Segment Start: Supplied records

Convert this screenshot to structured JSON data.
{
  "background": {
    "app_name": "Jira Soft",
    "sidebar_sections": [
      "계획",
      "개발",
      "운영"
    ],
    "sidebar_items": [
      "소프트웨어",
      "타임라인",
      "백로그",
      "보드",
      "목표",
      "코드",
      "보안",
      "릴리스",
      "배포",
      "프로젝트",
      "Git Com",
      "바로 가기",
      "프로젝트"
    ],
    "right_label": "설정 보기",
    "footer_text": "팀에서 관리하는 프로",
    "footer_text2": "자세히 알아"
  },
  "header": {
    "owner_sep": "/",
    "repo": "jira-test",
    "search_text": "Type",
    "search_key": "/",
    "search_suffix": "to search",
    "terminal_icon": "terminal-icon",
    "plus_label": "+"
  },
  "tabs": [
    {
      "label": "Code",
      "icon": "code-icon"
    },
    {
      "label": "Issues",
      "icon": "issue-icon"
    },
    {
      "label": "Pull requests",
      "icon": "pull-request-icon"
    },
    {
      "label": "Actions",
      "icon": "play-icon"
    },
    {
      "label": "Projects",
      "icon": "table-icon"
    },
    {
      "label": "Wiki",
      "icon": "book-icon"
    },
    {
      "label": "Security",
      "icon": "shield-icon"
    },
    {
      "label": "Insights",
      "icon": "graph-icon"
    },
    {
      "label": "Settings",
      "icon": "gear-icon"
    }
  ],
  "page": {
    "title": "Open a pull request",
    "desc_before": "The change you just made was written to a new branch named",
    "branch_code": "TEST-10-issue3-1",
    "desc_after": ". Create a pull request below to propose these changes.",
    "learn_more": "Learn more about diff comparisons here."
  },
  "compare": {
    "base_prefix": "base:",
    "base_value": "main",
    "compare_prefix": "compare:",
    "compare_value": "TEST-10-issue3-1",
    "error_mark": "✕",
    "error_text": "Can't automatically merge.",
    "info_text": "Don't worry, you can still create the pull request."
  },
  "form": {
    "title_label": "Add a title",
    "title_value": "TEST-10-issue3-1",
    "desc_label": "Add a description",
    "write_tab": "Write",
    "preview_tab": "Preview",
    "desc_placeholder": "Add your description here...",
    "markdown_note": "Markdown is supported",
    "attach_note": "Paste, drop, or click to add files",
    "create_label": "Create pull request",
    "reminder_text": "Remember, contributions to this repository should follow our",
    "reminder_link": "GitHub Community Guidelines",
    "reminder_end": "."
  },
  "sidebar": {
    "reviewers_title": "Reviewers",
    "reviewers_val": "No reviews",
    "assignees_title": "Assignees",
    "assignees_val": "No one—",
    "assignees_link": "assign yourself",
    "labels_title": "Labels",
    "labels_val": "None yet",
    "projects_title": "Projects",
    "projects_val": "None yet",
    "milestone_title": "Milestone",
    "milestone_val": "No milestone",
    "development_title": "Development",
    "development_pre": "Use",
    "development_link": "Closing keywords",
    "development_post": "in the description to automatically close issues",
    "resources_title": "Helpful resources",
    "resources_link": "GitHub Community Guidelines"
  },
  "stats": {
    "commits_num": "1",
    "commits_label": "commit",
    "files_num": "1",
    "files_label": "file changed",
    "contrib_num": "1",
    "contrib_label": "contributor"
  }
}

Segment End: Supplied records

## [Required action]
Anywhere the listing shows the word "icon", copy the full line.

## [Solution for this task]
    "terminal_icon": "terminal-icon",
      "icon": "code-icon"
      "icon": "issue-icon"
      "icon": "pull-request-icon"
      "icon": "play-icon"
      "icon": "table-icon"
      "icon": "book-icon"
      "icon": "shield-icon"
      "icon": "graph-icon"
      "icon": "gear-icon"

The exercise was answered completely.